- It encourages return visits to your website. Research has shown that retargeting enhances the likelihood that customers will return to a business website. This is even when the ad itself has no other new information than what the customer gained during their first visit.
- Retargeting can increase sales and revenues. Each return visit to your site is an opportunity to sell and bring in revenue.
- It helps you win over the competition. Retargeting reduces the reach of competitor’ ads by serving your business ads on external websites.
Is retargeting worth it?
We already know that most businesses today own a website and have an online presence. If you are one of these companies, and do get organic or paid traffic, you should consider retargeting your visitors. You should go after or retarget visitors who leave your website without taking actions you wanted them to take on their first visit.
With retargeting, you remind your customers that you exist after they leave your website. This can then generate your desired call to action, and gain for you a second chance to persuade or sell to someone who is already familiar with what you offer.
There is no single approach or solution for a marketing success. There are various marketing strategies and tactics that build brand awareness that drive sales.

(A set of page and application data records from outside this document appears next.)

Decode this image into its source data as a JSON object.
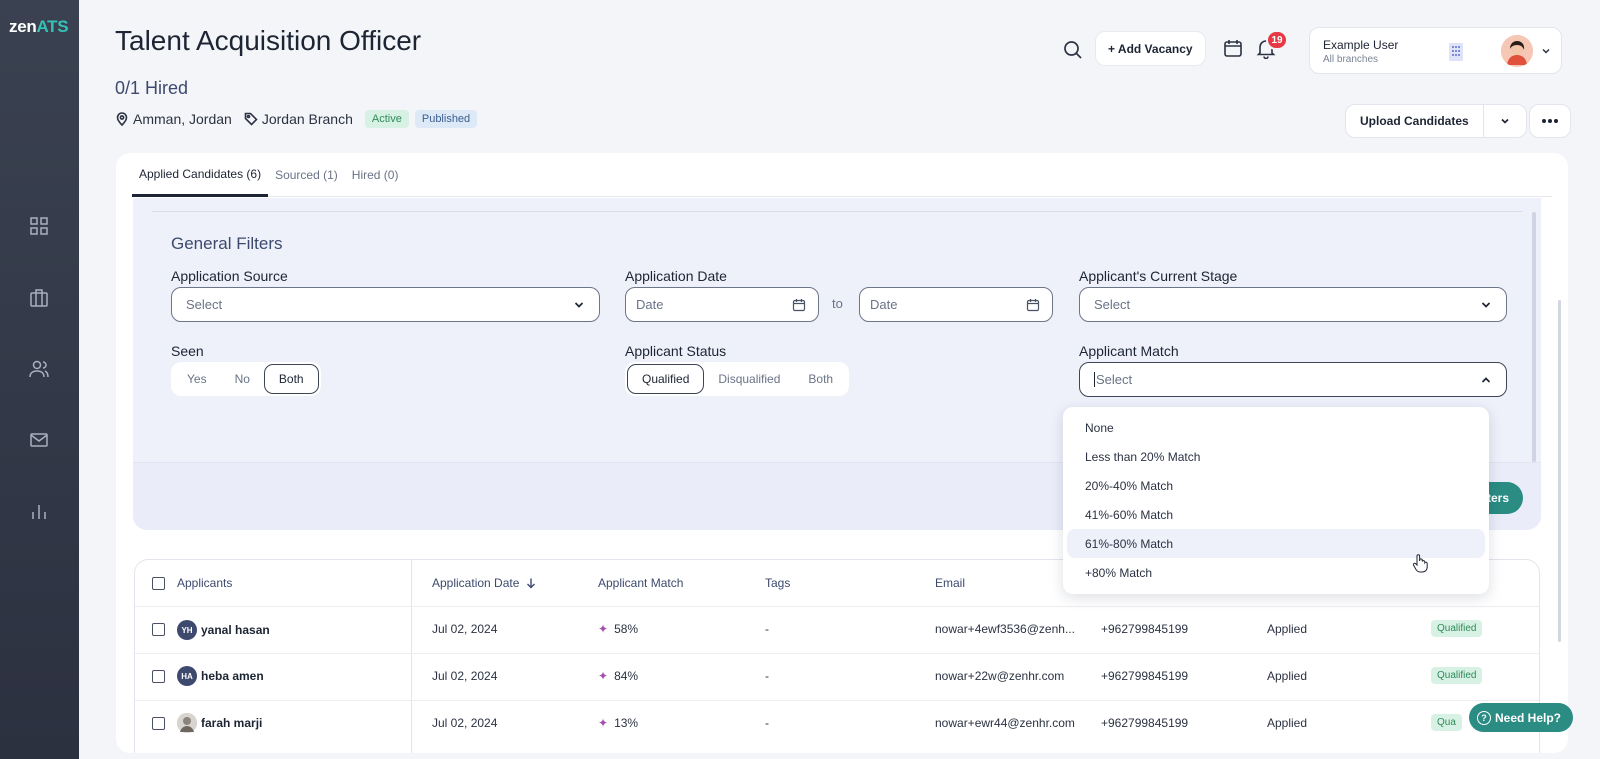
{
  "app": {
    "logo_zen": "zen",
    "logo_ats": "ATS"
  },
  "header": {
    "job_title": "Talent Acquisition Officer",
    "hired": "0/1 Hired",
    "location": "Amman, Jordan",
    "branch": "Jordan Branch",
    "status_active": "Active",
    "status_published": "Published",
    "add_vacancy": "+ Add Vacancy",
    "notifications_count": "19",
    "user_name": "Example User",
    "user_branches": "All branches",
    "upload_candidates": "Upload Candidates"
  },
  "tabs": [
    {
      "label": "Applied Candidates (6)",
      "active": true
    },
    {
      "label": "Sourced (1)",
      "active": false
    },
    {
      "label": "Hired (0)",
      "active": false
    }
  ],
  "filters": {
    "title": "General Filters",
    "application_source": {
      "label": "Application Source",
      "value": "Select"
    },
    "application_date": {
      "label": "Application Date",
      "from_placeholder": "Date",
      "to": "to",
      "to_placeholder": "Date"
    },
    "current_stage": {
      "label": "Applicant's Current Stage",
      "value": "Select"
    },
    "seen": {
      "label": "Seen",
      "options": [
        "Yes",
        "No",
        "Both"
      ],
      "selected": "Both"
    },
    "applicant_status": {
      "label": "Applicant Status",
      "options": [
        "Qualified",
        "Disqualified",
        "Both"
      ],
      "selected": "Qualified"
    },
    "applicant_match": {
      "label": "Applicant Match",
      "value": "Select",
      "options": [
        "None",
        "Less than 20% Match",
        "20%-40% Match",
        "41%-60% Match",
        "61%-80% Match",
        "+80% Match"
      ],
      "hovered": "61%-80% Match"
    },
    "apply_label": "ters"
  },
  "table": {
    "headers": {
      "applicants": "Applicants",
      "application_date": "Application Date",
      "applicant_match": "Applicant Match",
      "tags": "Tags",
      "email": "Email"
    },
    "rows": [
      {
        "initials": "YH",
        "name": "yanal hasan",
        "date": "Jul 02, 2024",
        "match": "58%",
        "tags": "-",
        "email": "nowar+4ewf3536@zenh...",
        "phone": "+962799845199",
        "stage": "Applied",
        "status": "Qualified"
      },
      {
        "initials": "HA",
        "name": "heba amen",
        "date": "Jul 02, 2024",
        "match": "84%",
        "tags": "-",
        "email": "nowar+22w@zenhr.com",
        "phone": "+962799845199",
        "stage": "Applied",
        "status": "Qualified"
      },
      {
        "initials": "",
        "name": "farah marji",
        "date": "Jul 02, 2024",
        "match": "13%",
        "tags": "-",
        "email": "nowar+ewr44@zenhr.com",
        "phone": "+962799845199",
        "stage": "Applied",
        "status": "Qua"
      }
    ]
  },
  "help": {
    "label": "Need Help?"
  },
  "icons": [
    "dashboard-icon",
    "briefcase-icon",
    "users-icon",
    "mail-icon",
    "reports-icon",
    "search-icon",
    "calendar-icon",
    "bell-icon",
    "building-icon",
    "location-icon",
    "tag-icon"
  ],
  "colors": {
    "accent": "#2a8c83",
    "sidebar": "#2c3140",
    "badge_red": "#e53945",
    "match_star": "#a64fae"
  }
}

Retargeting is a tool that you can employ with your target audience and keep interest around your high. But, it is not the only avenue you should be exploiting to showcase your brand’s offerings.
Using retargeting in conjunction with the rest of your marketing initiatives: email, SMS, lead acquisition, content creation, etc. You can create an atmosphere of ease and delight for your customers in each stage of their interaction with your brand.
Do you want to implement marketing campaigns for your brand? By now, you must know the power of Google. Chances are, your customers are using this search engine to search for products or services.
We can get you on the 1st page of Google with the help of our Google Marketing Certified Experts. Get in touch with us today.